HOW TO COMPLETE THIS TASK » If a record contains a picture, leave the picture out and reproduce everything else exactly.

DATA TO EXAMINE »
※ ※ ※
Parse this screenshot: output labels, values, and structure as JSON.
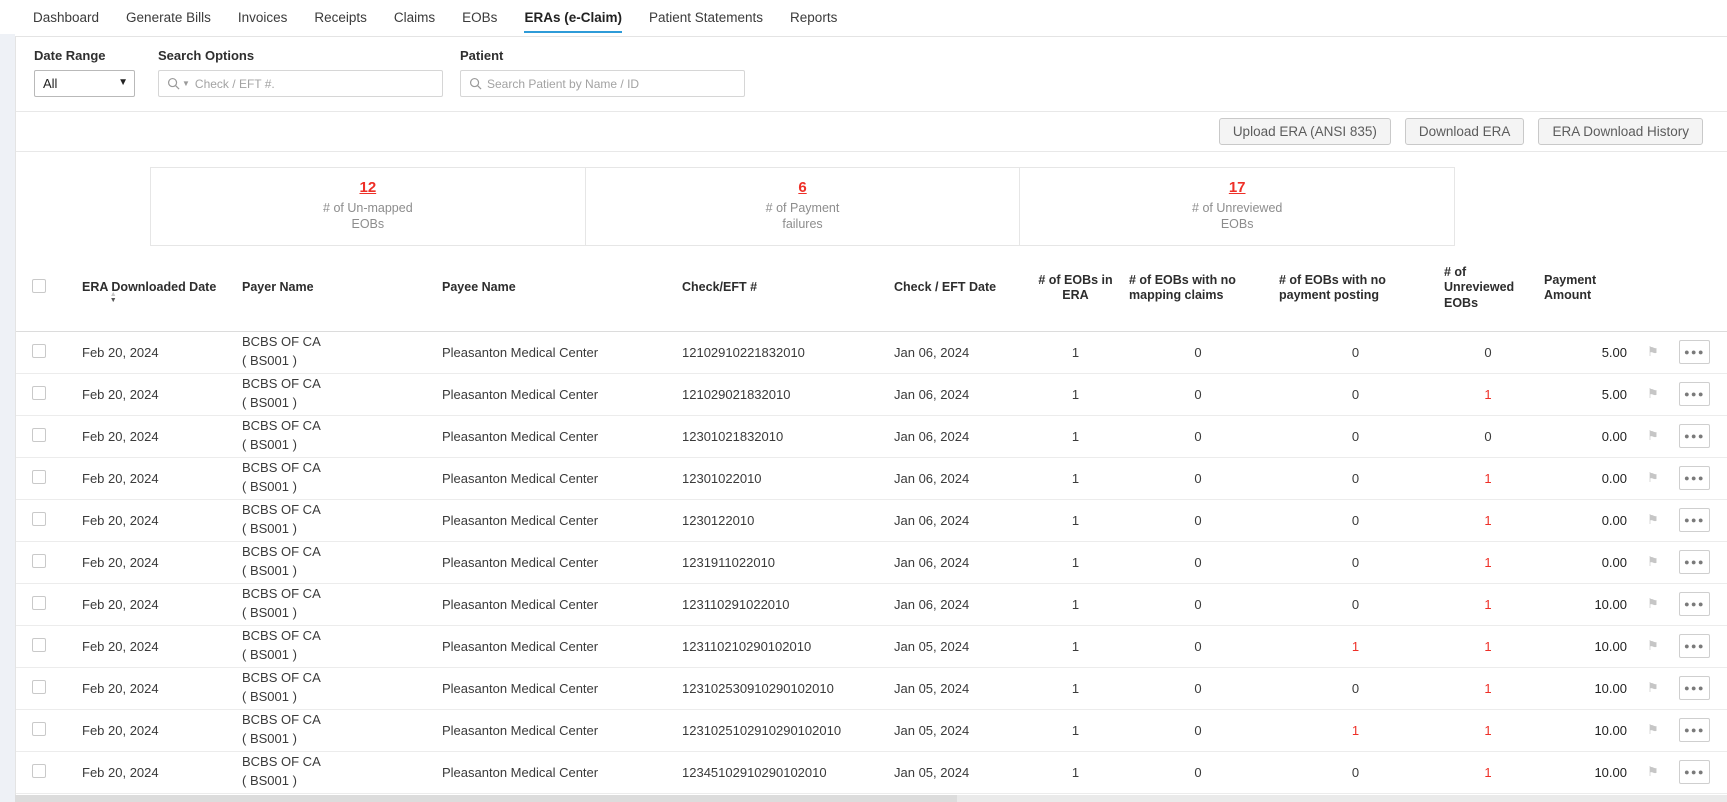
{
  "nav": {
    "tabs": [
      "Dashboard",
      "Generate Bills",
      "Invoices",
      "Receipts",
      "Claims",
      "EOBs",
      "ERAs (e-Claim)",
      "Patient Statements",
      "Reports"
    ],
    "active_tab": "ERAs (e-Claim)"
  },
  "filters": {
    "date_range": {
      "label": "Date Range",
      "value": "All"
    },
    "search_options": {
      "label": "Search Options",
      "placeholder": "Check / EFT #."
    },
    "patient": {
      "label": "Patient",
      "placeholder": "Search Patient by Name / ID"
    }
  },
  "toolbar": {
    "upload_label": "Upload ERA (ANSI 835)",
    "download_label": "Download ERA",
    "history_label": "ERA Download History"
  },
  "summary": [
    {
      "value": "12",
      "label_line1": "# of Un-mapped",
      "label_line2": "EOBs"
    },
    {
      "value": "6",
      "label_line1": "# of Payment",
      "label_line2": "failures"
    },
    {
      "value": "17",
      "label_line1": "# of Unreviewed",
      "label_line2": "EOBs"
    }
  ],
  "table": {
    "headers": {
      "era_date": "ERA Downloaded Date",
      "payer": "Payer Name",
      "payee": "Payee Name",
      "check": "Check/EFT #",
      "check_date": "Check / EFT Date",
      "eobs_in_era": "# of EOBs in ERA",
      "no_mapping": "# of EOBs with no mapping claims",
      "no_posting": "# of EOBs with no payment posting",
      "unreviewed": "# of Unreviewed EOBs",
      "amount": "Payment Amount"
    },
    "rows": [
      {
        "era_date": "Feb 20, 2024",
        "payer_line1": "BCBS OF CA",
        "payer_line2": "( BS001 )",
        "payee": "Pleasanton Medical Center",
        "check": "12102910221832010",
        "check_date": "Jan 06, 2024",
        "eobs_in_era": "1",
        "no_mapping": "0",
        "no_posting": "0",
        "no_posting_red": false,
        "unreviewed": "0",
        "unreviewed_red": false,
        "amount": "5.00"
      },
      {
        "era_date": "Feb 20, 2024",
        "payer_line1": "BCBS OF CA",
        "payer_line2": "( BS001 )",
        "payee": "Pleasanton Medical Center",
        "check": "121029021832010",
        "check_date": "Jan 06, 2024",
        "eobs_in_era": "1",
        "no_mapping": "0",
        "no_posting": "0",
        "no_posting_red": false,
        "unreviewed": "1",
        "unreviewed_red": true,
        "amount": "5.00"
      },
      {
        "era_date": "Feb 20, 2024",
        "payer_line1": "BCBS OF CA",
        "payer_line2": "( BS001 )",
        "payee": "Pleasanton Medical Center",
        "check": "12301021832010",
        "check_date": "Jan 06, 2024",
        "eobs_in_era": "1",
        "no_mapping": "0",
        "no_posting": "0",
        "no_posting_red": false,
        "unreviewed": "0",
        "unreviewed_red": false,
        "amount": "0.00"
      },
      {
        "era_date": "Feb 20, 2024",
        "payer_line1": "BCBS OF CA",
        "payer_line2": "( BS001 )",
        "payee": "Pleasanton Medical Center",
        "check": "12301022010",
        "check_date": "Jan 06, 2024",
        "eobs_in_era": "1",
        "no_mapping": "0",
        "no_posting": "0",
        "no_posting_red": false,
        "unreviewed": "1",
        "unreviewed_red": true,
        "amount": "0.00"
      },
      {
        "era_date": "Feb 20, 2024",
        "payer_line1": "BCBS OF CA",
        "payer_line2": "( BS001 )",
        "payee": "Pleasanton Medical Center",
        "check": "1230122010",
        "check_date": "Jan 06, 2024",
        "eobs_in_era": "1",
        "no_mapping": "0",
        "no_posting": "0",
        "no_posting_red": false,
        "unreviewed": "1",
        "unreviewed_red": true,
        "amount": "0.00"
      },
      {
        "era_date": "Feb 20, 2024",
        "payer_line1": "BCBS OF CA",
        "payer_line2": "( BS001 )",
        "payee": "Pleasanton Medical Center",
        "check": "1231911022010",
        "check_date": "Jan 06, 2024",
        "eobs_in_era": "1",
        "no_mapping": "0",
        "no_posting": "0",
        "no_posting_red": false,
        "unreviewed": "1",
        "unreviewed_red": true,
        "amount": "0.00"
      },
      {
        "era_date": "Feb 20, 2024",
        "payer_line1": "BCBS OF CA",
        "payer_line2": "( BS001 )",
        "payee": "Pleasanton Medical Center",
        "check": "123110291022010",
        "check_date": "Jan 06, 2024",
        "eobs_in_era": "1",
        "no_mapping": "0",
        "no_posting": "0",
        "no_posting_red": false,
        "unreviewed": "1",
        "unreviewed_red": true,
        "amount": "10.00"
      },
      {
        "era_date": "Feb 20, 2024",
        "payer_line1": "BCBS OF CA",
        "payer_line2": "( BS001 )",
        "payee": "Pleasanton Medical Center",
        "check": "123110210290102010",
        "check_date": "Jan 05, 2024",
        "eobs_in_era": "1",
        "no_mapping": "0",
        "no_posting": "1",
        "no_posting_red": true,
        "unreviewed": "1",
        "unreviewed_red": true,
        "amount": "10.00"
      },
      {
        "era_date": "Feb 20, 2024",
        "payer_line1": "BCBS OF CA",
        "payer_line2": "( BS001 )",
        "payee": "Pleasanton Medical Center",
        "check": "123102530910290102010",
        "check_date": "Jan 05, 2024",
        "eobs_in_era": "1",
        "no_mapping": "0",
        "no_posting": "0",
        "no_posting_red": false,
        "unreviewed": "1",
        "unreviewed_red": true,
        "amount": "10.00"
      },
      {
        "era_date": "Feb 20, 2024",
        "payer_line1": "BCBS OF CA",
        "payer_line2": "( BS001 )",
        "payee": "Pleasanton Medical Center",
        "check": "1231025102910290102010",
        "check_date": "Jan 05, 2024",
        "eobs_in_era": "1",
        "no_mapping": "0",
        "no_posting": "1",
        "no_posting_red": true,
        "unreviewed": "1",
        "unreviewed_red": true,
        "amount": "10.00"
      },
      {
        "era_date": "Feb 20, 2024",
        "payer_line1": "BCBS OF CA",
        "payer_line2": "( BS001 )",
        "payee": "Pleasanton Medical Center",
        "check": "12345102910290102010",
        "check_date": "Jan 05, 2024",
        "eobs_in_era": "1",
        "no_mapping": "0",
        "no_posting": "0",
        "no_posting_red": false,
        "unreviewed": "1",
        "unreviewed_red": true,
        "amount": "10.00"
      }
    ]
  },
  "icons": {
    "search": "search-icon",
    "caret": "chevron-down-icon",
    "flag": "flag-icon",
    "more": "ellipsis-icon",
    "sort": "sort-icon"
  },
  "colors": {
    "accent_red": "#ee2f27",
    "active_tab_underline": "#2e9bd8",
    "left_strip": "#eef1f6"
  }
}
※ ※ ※
ANSWER »
Parse this screenshot: output labels, values, and structure as JSON.
{
  "nav": {
    "tabs": [
      "Dashboard",
      "Generate Bills",
      "Invoices",
      "Receipts",
      "Claims",
      "EOBs",
      "ERAs (e-Claim)",
      "Patient Statements",
      "Reports"
    ],
    "active_tab": "ERAs (e-Claim)"
  },
  "filters": {
    "date_range": {
      "label": "Date Range",
      "value": "All"
    },
    "search_options": {
      "label": "Search Options",
      "placeholder": "Check / EFT #."
    },
    "patient": {
      "label": "Patient",
      "placeholder": "Search Patient by Name / ID"
    }
  },
  "toolbar": {
    "upload_label": "Upload ERA (ANSI 835)",
    "download_label": "Download ERA",
    "history_label": "ERA Download History"
  },
  "summary": [
    {
      "value": "12",
      "label_line1": "# of Un-mapped",
      "label_line2": "EOBs"
    },
    {
      "value": "6",
      "label_line1": "# of Payment",
      "label_line2": "failures"
    },
    {
      "value": "17",
      "label_line1": "# of Unreviewed",
      "label_line2": "EOBs"
    }
  ],
  "table": {
    "headers": {
      "era_date": "ERA Downloaded Date",
      "payer": "Payer Name",
      "payee": "Payee Name",
      "check": "Check/EFT #",
      "check_date": "Check / EFT Date",
      "eobs_in_era": "# of EOBs in ERA",
      "no_mapping": "# of EOBs with no mapping claims",
      "no_posting": "# of EOBs with no payment posting",
      "unreviewed": "# of Unreviewed EOBs",
      "amount": "Payment Amount"
    },
    "rows": [
      {
        "era_date": "Feb 20, 2024",
        "payer_line1": "BCBS OF CA",
        "payer_line2": "( BS001 )",
        "payee": "Pleasanton Medical Center",
        "check": "12102910221832010",
        "check_date": "Jan 06, 2024",
        "eobs_in_era": "1",
        "no_mapping": "0",
        "no_posting": "0",
        "no_posting_red": false,
        "unreviewed": "0",
        "unreviewed_red": false,
        "amount": "5.00"
      },
      {
        "era_date": "Feb 20, 2024",
        "payer_line1": "BCBS OF CA",
        "payer_line2": "( BS001 )",
        "payee": "Pleasanton Medical Center",
        "check": "121029021832010",
        "check_date": "Jan 06, 2024",
        "eobs_in_era": "1",
        "no_mapping": "0",
        "no_posting": "0",
        "no_posting_red": false,
        "unreviewed": "1",
        "unreviewed_red": true,
        "amount": "5.00"
      },
      {
        "era_date": "Feb 20, 2024",
        "payer_line1": "BCBS OF CA",
        "payer_line2": "( BS001 )",
        "payee": "Pleasanton Medical Center",
        "check": "12301021832010",
        "check_date": "Jan 06, 2024",
        "eobs_in_era": "1",
        "no_mapping": "0",
        "no_posting": "0",
        "no_posting_red": false,
        "unreviewed": "0",
        "unreviewed_red": false,
        "amount": "0.00"
      },
      {
        "era_date": "Feb 20, 2024",
        "payer_line1": "BCBS OF CA",
        "payer_line2": "( BS001 )",
        "payee": "Pleasanton Medical Center",
        "check": "12301022010",
        "check_date": "Jan 06, 2024",
        "eobs_in_era": "1",
        "no_mapping": "0",
        "no_posting": "0",
        "no_posting_red": false,
        "unreviewed": "1",
        "unreviewed_red": true,
        "amount": "0.00"
      },
      {
        "era_date": "Feb 20, 2024",
        "payer_line1": "BCBS OF CA",
        "payer_line2": "( BS001 )",
        "payee": "Pleasanton Medical Center",
        "check": "1230122010",
        "check_date": "Jan 06, 2024",
        "eobs_in_era": "1",
        "no_mapping": "0",
        "no_posting": "0",
        "no_posting_red": false,
        "unreviewed": "1",
        "unreviewed_red": true,
        "amount": "0.00"
      },
      {
        "era_date": "Feb 20, 2024",
        "payer_line1": "BCBS OF CA",
        "payer_line2": "( BS001 )",
        "payee": "Pleasanton Medical Center",
        "check": "1231911022010",
        "check_date": "Jan 06, 2024",
        "eobs_in_era": "1",
        "no_mapping": "0",
        "no_posting": "0",
        "no_posting_red": false,
        "unreviewed": "1",
        "unreviewed_red": true,
        "amount": "0.00"
      },
      {
        "era_date": "Feb 20, 2024",
        "payer_line1": "BCBS OF CA",
        "payer_line2": "( BS001 )",
        "payee": "Pleasanton Medical Center",
        "check": "123110291022010",
        "check_date": "Jan 06, 2024",
        "eobs_in_era": "1",
        "no_mapping": "0",
        "no_posting": "0",
        "no_posting_red": false,
        "unreviewed": "1",
        "unreviewed_red": true,
        "amount": "10.00"
      },
      {
        "era_date": "Feb 20, 2024",
        "payer_line1": "BCBS OF CA",
        "payer_line2": "( BS001 )",
        "payee": "Pleasanton Medical Center",
        "check": "123110210290102010",
        "check_date": "Jan 05, 2024",
        "eobs_in_era": "1",
        "no_mapping": "0",
        "no_posting": "1",
        "no_posting_red": true,
        "unreviewed": "1",
        "unreviewed_red": true,
        "amount": "10.00"
      },
      {
        "era_date": "Feb 20, 2024",
        "payer_line1": "BCBS OF CA",
        "payer_line2": "( BS001 )",
        "payee": "Pleasanton Medical Center",
        "check": "123102530910290102010",
        "check_date": "Jan 05, 2024",
        "eobs_in_era": "1",
        "no_mapping": "0",
        "no_posting": "0",
        "no_posting_red": false,
        "unreviewed": "1",
        "unreviewed_red": true,
        "amount": "10.00"
      },
      {
        "era_date": "Feb 20, 2024",
        "payer_line1": "BCBS OF CA",
        "payer_line2": "( BS001 )",
        "payee": "Pleasanton Medical Center",
        "check": "1231025102910290102010",
        "check_date": "Jan 05, 2024",
        "eobs_in_era": "1",
        "no_mapping": "0",
        "no_posting": "1",
        "no_posting_red": true,
        "unreviewed": "1",
        "unreviewed_red": true,
        "amount": "10.00"
      },
      {
        "era_date": "Feb 20, 2024",
        "payer_line1": "BCBS OF CA",
        "payer_line2": "( BS001 )",
        "payee": "Pleasanton Medical Center",
        "check": "12345102910290102010",
        "check_date": "Jan 05, 2024",
        "eobs_in_era": "1",
        "no_mapping": "0",
        "no_posting": "0",
        "no_posting_red": false,
        "unreviewed": "1",
        "unreviewed_red": true,
        "amount": "10.00"
      }
    ]
  },
  "icons": {
    "search": "search-icon",
    "caret": "chevron-down-icon",
    "flag": "flag-icon",
    "more": "ellipsis-icon",
    "sort": "sort-icon"
  },
  "colors": {
    "accent_red": "#ee2f27",
    "active_tab_underline": "#2e9bd8",
    "left_strip": "#eef1f6"
  }
}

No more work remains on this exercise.